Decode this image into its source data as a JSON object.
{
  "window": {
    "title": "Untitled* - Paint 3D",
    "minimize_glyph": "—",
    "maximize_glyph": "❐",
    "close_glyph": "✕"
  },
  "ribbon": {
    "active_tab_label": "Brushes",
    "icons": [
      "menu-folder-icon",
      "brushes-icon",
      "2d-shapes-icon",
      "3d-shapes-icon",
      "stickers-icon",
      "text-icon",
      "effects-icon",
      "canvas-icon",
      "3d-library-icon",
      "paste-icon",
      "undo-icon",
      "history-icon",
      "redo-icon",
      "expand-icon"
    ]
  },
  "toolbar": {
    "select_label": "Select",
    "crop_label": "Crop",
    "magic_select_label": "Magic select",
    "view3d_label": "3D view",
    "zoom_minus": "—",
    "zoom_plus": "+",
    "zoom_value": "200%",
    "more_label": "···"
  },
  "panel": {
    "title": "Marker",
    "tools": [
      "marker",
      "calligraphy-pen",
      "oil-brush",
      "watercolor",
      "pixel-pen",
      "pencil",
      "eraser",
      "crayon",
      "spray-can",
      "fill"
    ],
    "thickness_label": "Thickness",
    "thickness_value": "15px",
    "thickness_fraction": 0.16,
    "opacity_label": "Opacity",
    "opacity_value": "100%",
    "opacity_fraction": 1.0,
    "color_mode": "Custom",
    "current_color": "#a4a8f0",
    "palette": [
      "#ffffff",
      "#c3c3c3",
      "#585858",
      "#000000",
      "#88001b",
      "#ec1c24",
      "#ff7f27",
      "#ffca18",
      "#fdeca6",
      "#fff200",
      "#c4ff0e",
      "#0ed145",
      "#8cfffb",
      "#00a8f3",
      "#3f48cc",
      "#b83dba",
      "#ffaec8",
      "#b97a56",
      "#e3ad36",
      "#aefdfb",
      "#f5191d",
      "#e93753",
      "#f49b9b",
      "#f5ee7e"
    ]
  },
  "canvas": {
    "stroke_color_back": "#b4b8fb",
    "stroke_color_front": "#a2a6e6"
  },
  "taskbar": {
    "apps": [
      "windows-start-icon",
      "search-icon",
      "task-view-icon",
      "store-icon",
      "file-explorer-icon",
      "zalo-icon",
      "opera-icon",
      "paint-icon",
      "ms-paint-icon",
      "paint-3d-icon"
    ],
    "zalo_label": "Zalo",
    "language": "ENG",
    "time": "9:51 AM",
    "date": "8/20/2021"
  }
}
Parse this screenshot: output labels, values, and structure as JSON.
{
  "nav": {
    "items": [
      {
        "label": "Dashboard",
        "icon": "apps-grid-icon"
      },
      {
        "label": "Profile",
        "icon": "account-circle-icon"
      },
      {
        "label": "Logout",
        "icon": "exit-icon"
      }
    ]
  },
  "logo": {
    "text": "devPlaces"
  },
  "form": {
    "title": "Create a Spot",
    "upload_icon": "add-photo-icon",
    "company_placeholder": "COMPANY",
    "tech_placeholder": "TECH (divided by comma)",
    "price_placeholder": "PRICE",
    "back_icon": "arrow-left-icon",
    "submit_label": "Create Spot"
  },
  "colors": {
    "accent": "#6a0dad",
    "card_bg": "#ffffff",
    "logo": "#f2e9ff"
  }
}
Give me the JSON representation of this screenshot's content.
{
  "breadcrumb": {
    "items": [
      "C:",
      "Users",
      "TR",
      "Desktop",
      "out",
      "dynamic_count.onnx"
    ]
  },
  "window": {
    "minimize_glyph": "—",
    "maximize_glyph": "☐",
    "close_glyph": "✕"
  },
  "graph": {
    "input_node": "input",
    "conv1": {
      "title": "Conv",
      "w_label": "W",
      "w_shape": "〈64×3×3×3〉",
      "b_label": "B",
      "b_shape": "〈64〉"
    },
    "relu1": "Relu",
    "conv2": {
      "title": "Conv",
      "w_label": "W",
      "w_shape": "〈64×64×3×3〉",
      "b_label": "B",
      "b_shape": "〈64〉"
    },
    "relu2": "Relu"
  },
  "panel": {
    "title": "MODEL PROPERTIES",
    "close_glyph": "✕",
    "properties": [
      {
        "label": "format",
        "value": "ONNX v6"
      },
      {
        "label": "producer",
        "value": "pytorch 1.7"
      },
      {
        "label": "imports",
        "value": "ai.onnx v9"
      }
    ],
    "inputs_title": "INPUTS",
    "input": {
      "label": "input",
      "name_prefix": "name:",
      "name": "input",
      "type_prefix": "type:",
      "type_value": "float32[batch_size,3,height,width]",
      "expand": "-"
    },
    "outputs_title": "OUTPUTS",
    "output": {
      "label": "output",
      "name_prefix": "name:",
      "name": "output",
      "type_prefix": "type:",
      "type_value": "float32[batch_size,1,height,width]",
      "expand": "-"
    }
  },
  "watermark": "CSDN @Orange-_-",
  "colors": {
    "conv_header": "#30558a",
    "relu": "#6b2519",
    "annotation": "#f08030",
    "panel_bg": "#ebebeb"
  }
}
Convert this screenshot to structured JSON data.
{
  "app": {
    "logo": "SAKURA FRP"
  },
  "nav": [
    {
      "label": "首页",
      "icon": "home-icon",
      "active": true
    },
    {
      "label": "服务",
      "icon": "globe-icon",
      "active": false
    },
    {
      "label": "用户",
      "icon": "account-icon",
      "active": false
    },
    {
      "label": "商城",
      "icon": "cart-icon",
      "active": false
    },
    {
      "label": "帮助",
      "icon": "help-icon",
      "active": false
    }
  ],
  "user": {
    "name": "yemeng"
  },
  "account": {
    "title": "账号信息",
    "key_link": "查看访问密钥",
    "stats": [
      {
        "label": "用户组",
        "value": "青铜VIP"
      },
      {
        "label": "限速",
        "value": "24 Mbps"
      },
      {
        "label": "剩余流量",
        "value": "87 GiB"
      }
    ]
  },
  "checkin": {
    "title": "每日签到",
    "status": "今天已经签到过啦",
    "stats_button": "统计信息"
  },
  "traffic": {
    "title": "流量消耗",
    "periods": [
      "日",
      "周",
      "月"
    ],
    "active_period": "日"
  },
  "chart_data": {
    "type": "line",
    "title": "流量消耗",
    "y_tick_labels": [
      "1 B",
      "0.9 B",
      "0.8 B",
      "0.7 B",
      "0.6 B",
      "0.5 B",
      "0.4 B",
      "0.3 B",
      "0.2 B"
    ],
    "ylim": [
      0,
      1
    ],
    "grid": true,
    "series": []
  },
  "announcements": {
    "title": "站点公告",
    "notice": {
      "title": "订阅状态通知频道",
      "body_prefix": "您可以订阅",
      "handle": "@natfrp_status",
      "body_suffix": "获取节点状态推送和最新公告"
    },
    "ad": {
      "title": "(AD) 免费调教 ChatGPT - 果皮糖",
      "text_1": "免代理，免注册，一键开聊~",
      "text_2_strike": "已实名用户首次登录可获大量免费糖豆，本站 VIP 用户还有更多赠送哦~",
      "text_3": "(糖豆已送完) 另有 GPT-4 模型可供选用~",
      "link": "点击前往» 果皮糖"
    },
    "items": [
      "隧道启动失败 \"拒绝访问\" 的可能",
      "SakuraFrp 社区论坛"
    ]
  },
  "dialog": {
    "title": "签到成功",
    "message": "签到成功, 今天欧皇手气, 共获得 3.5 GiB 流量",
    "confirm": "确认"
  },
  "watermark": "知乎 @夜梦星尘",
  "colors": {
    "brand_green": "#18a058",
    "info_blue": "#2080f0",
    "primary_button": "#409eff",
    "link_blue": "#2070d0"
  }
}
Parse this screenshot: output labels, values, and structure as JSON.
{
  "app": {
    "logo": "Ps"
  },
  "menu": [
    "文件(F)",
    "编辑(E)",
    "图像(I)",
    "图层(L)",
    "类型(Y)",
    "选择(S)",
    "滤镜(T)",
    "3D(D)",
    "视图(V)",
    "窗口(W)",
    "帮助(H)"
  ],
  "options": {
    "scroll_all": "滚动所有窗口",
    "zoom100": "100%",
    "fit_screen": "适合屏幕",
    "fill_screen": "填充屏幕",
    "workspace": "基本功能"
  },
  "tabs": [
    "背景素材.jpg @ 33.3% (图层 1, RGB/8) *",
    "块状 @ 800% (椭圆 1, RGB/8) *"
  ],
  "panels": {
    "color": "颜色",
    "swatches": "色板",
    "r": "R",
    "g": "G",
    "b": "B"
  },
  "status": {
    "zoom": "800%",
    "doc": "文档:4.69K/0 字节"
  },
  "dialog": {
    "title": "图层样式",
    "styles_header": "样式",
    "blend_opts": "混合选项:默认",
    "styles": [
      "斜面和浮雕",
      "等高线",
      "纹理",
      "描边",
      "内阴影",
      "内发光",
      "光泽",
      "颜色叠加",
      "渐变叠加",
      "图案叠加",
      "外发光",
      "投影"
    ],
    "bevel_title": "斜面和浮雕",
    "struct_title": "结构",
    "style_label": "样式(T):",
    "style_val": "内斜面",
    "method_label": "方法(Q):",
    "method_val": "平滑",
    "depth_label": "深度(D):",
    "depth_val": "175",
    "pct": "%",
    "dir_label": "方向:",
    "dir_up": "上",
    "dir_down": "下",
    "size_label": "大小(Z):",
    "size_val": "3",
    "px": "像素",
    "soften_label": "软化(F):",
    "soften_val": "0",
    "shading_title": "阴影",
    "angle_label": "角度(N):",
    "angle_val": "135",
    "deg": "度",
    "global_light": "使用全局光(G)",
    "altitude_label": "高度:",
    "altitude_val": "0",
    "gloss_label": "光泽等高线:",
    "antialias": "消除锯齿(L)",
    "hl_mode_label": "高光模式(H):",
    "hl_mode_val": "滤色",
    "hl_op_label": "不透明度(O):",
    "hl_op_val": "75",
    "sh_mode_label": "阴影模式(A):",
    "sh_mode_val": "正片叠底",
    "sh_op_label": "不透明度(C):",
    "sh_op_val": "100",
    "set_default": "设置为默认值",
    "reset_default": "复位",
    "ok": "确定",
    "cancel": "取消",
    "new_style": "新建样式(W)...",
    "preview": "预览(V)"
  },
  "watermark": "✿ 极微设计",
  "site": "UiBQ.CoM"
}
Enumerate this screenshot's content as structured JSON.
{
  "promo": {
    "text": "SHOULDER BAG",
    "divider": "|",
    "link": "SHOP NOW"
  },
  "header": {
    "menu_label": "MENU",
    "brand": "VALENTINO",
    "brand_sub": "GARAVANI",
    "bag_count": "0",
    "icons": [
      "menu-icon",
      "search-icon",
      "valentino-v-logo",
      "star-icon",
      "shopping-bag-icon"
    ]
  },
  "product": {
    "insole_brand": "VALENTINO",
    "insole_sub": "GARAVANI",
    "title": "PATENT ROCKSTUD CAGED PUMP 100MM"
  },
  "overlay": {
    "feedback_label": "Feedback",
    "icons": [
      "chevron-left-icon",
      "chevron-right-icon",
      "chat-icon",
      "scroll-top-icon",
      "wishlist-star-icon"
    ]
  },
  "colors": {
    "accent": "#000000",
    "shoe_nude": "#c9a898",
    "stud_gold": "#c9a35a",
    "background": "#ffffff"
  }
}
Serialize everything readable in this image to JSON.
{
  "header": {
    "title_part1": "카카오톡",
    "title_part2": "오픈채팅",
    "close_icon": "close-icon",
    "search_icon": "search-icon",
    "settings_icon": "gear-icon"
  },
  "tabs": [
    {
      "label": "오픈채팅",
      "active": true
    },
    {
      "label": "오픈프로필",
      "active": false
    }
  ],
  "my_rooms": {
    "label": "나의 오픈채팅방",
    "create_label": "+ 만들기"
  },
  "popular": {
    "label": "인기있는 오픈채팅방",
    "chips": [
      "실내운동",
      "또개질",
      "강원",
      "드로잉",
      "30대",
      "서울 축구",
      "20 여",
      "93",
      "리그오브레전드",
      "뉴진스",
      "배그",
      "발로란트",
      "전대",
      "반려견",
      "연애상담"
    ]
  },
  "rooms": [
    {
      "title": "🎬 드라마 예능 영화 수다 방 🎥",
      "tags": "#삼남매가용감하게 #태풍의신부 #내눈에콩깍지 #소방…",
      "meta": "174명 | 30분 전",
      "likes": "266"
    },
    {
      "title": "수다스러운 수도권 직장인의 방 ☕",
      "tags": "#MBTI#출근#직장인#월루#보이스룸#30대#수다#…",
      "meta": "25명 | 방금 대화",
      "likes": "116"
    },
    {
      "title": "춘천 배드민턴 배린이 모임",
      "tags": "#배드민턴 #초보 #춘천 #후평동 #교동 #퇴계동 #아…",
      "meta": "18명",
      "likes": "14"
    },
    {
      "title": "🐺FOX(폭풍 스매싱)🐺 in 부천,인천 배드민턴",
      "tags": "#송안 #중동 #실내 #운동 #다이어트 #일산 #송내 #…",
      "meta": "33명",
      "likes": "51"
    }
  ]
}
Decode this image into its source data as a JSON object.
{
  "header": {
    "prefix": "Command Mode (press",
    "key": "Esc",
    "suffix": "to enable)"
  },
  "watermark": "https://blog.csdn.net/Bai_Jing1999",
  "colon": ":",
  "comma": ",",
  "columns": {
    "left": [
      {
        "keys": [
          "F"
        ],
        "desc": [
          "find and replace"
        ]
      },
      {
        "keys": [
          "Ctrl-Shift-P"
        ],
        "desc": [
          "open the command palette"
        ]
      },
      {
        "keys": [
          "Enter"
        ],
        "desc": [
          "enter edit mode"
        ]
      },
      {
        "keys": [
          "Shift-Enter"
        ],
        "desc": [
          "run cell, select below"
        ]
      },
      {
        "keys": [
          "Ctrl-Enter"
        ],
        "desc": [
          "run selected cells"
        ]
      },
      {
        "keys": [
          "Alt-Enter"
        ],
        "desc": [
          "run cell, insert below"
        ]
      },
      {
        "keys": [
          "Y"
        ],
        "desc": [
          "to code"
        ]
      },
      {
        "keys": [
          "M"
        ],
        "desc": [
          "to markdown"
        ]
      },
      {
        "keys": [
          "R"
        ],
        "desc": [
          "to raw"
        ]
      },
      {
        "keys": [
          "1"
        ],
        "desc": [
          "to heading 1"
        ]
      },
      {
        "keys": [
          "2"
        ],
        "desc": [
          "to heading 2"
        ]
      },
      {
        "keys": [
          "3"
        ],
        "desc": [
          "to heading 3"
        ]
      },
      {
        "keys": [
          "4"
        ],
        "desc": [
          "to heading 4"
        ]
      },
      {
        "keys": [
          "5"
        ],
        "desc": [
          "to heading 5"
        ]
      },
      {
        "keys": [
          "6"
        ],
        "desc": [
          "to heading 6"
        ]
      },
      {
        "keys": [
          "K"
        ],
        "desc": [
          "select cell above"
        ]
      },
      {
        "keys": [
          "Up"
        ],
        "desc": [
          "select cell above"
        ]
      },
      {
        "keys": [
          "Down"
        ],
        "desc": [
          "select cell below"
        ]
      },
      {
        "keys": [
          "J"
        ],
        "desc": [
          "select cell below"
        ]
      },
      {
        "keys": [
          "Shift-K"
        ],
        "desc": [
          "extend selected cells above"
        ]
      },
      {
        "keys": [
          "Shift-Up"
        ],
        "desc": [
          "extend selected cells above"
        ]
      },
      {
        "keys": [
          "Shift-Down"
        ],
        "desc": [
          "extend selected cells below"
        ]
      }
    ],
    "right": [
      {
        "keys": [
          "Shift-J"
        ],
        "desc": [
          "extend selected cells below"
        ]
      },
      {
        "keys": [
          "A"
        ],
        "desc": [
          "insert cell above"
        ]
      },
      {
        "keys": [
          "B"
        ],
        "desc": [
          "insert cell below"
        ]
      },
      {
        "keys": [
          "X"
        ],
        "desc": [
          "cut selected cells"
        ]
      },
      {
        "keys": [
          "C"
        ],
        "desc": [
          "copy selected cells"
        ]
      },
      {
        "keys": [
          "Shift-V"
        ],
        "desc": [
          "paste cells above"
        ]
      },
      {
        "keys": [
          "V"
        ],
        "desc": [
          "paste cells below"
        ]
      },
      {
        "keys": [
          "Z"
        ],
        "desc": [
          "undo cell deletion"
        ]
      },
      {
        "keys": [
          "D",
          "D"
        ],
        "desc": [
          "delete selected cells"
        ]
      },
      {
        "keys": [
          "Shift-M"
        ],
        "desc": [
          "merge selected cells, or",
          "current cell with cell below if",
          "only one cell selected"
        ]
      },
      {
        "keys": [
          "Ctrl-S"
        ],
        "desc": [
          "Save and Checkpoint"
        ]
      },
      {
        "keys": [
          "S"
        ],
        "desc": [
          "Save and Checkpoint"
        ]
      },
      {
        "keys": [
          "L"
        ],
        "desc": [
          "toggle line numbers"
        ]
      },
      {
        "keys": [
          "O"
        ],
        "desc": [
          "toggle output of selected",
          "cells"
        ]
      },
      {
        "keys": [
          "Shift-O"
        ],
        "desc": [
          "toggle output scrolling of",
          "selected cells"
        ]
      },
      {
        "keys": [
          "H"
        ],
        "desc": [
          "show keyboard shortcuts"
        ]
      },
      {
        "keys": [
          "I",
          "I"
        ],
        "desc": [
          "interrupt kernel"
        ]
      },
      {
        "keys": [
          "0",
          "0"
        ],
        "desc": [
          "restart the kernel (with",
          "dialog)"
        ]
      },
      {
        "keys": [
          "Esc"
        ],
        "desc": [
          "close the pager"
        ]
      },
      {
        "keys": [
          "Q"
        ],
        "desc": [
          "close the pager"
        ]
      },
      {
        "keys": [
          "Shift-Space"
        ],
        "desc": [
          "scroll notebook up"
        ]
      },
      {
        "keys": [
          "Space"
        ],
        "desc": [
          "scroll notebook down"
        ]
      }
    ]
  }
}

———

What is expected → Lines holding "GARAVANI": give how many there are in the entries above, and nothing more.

Answer section → 2